This definition of acceleration demonstrates that force and acceleration are the same. If the force acting on the object changes, so does acceleration. However, the magnitude or how much the change is will depend upon the object’s mass. But keep in mind that this situation doesn’t apply when there is a change in mass. To make this clearer, let’s have an example. For instance, in rocket thrust. In such a situation burnt propellants get used up from the rocket’s nozzle.

To directly measure the acceleration an object experiences, you can use an accelerometer. Try hanging up an accelerometer, and you will have a reading of zero-value. This is due to the **gravitational force which acts on any particle with mass**. If there is a net force, there will also be an acceleration.

When at rest, the accelerometer will yield a reading of 32.17 ft/sec/sec or 9.8m/sec/sec, which is the acceleration of gravity on the Earth’s surface. Putting it in simple terms, this measurement is due to gravity that an object gains when in a vacuum and in free fall.

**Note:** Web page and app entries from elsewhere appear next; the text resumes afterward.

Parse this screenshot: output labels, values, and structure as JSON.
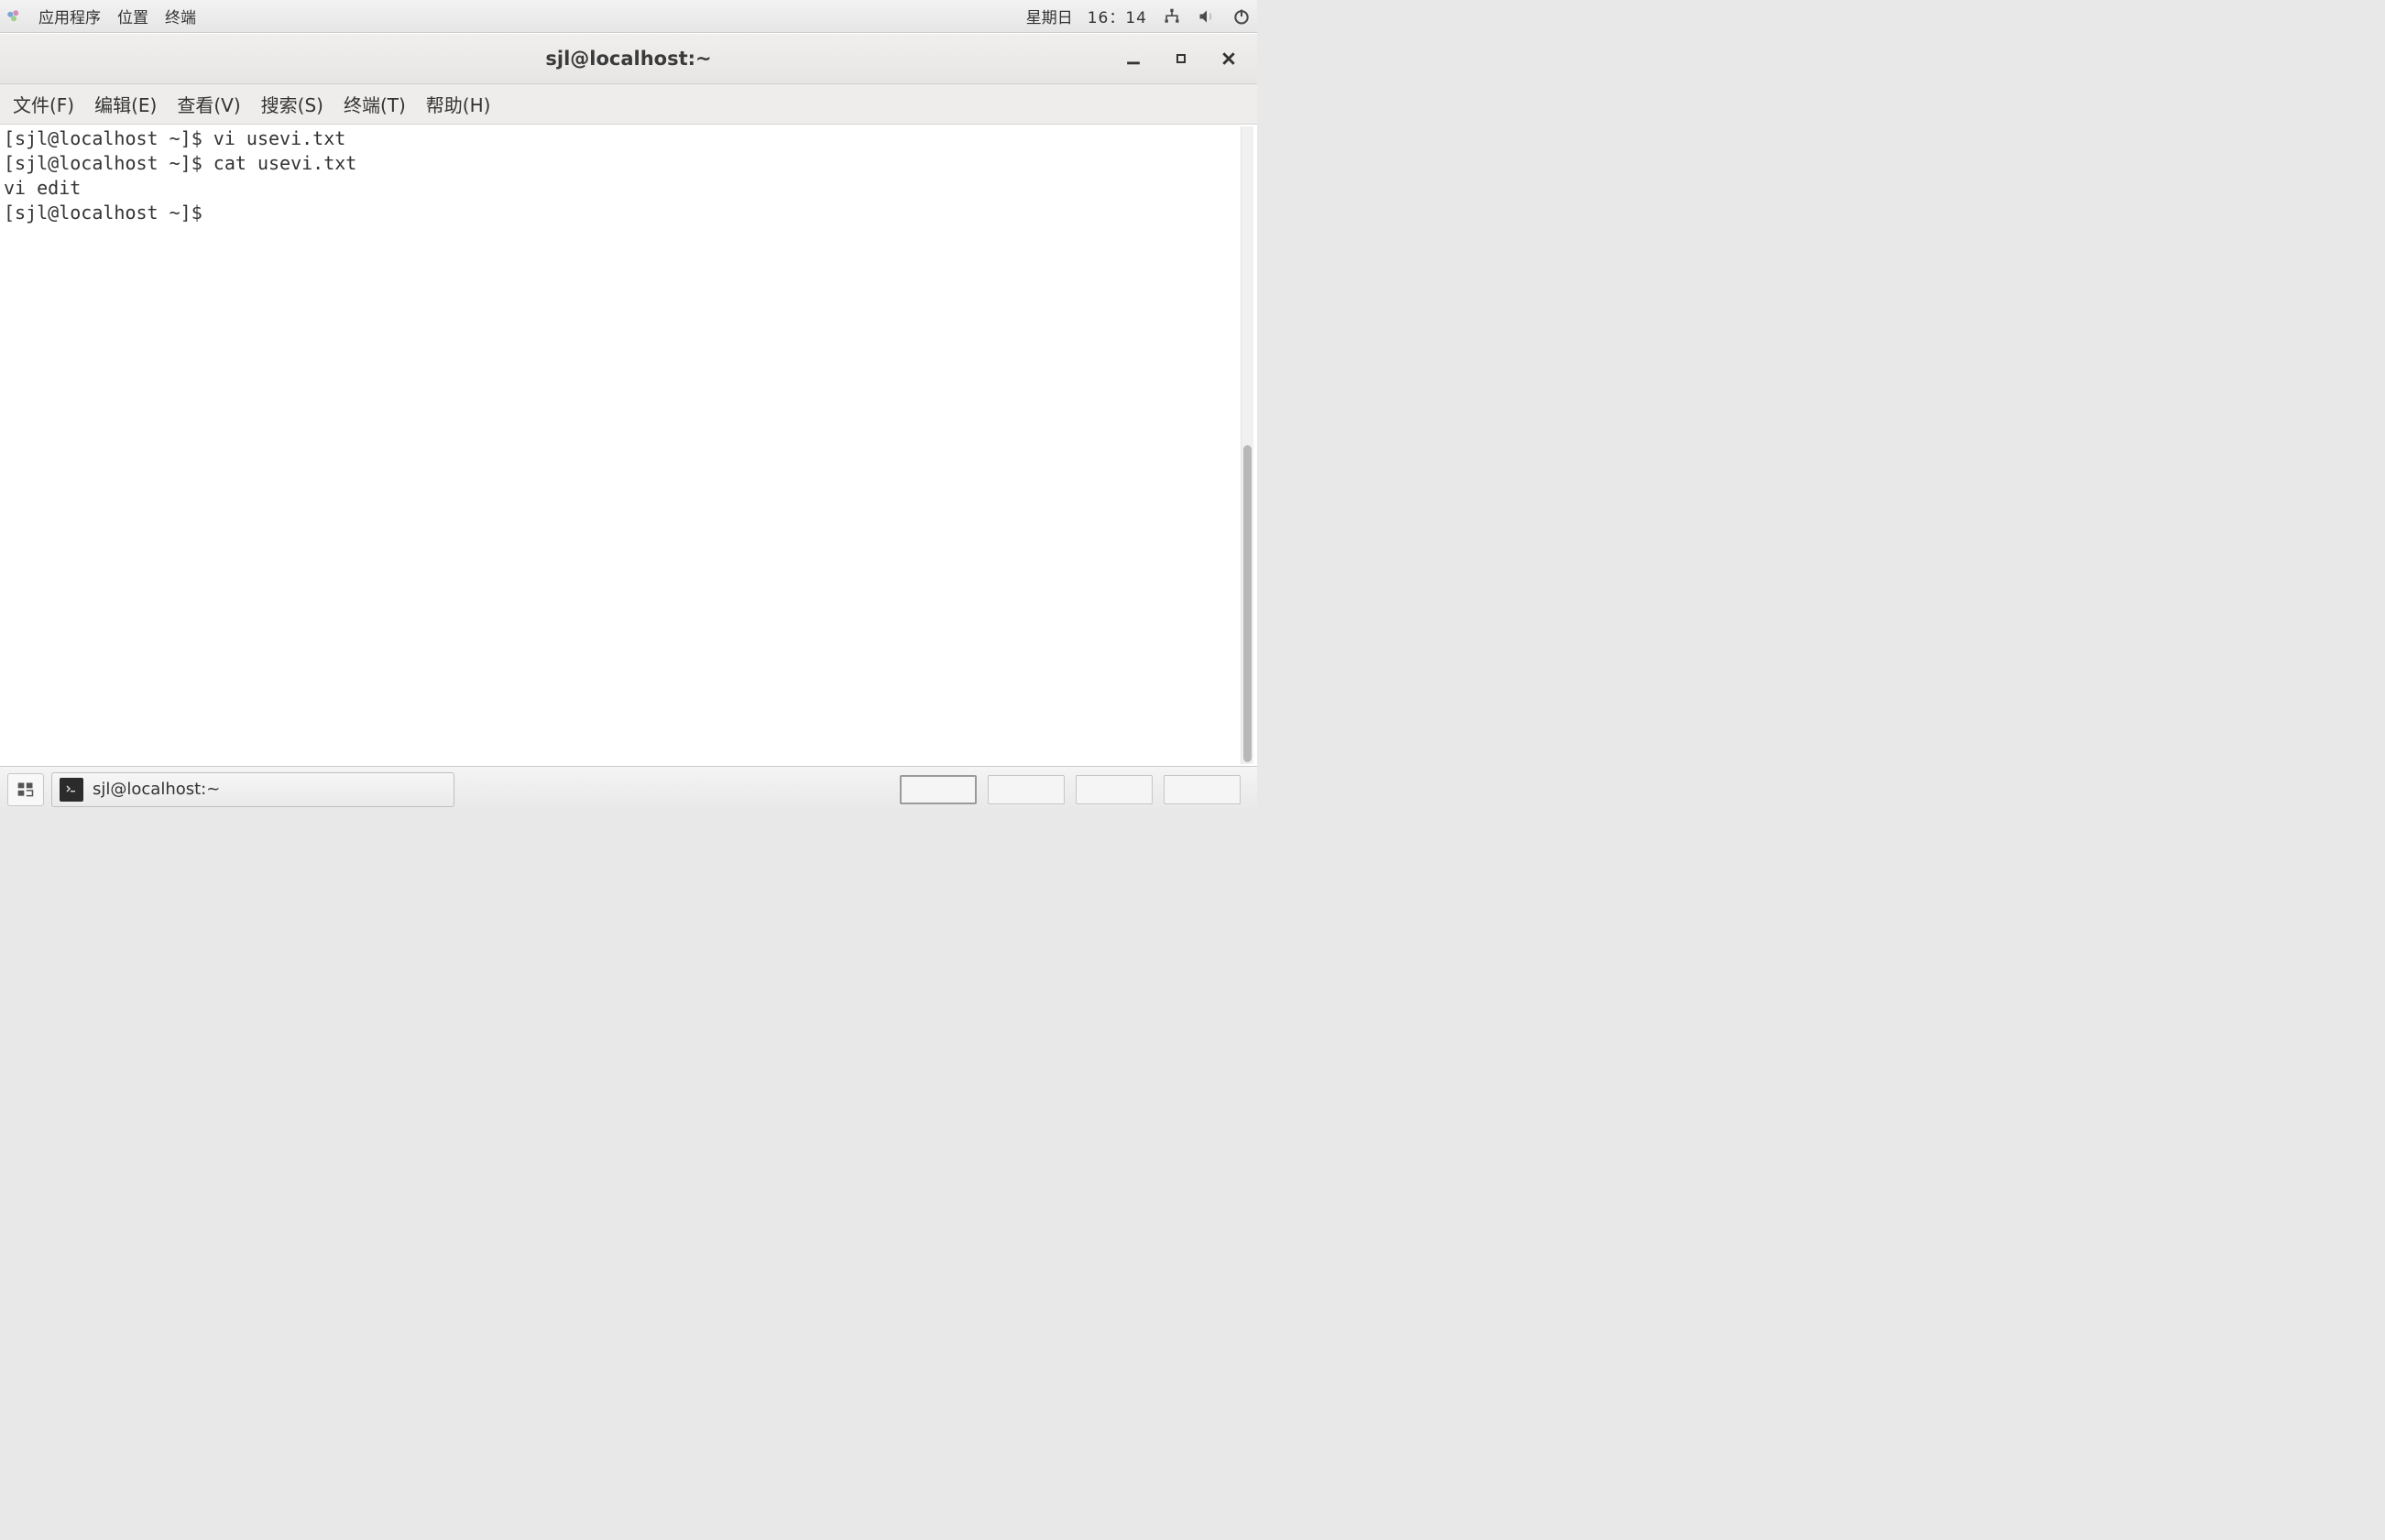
{
  "top_panel": {
    "applications": "应用程序",
    "places": "位置",
    "terminal_launcher": "终端",
    "day": "星期日",
    "time": "16：14"
  },
  "window": {
    "title": "sjl@localhost:~",
    "menubar": {
      "file": "文件(F)",
      "edit": "编辑(E)",
      "view": "查看(V)",
      "search": "搜索(S)",
      "terminal": "终端(T)",
      "help": "帮助(H)"
    },
    "terminal_lines": [
      "[sjl@localhost ~]$ vi usevi.txt",
      "[sjl@localhost ~]$ cat usevi.txt",
      "vi edit",
      "[sjl@localhost ~]$ "
    ]
  },
  "taskbar": {
    "task_label": "sjl@localhost:~"
  }
}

## How do you calculate acceleration?** **

Sir Isaac Newton, who is one a very influential man in the world of science, discussed acceleration as part of the laws of motion in his **well-known book “Principia**.” In this work, he formulated the law of universal gravitation. This states that “every two mass objects will attract each other with the force that has an exponential dependence on the distance between the two objects.”

According to him, the heavier an object is, the stronger the gravitational force it has. This explains why the planets continue to orbit around the sun which is extremely dense. As stated in his book Principia, there are **3 laws of motion** that govern our world’s physics namely:

- “An object either remains at rest or continues to move at a constant velocity unless acted upon by an unbalanced force.” (the First Law)
- “The vector sum of the forces F on an object is equal to the mass m of that object multiplied by the acceleration of the object” (the Second Law)
- “When one body exerts a force on a second body, the second body simultaneously exerts a force equal in magnitude and opposite in direction on the first body.” (the Third Law)

The basis of the acceleration formula the three other acceleration equations. Among these formulas, the third one is a derivative of Newton’s work. Here are the acceleration equations:

a = (v_f – v_i) / Δt

a = 2 * (Δd – v_i * Δt) / Δt²

a = F / m

**where:**

**a** refers to the acceleration

**v_i** refers to the initial velocity

**v_f** refers to the final velocities

**Δt** refers to the acceleration time

**Δd** refers to the distance traveled during the acceleration

**F** refers to the net force which acts on the object which accelerates

**m** refers to the mass of the object

## What is acceleration formula?** **

Since the definition of acceleration is the measure of how rapidly an object’s velocity changes, we can then solve the measure by simply dividing the change in velocity by the time. Putting this into a formula, we have:

** Acceleration = (final velocity – initial velocity ) / time = change in velocity / time**

If you measure the velocity by meters/sec, then the units for v will be meters/sec/sec. But in the English system, it’s ft/sec/sec.

** **

## What is the acceleration of gravity?** **

When an object free falls downward towards earth, its measured acceleration will be 9.8 meters/sec/sec or 32.14 ft/sec/sec. This is a significant value in physics called the “acceleration of gravity.”This refers to the acceleration of any object which moves solely under the influence of gravity. Most physicists use the symbol “g” to denote it.

** **

## How to find average acceleration?** **

Another term you may encounter when dealing with acceleration is average acceleration. This is the ratio of the average velocity change to the average time for varying time intervals. You can find this value using the average acceleration calculator. This average demonstrates how quickly something is either slowing down or speeding up. The formula is:

Average Acceleration=Δv / Δt

**where:**

**Δv** refers to the total velocity

**Δt** refers to the total amount of time taken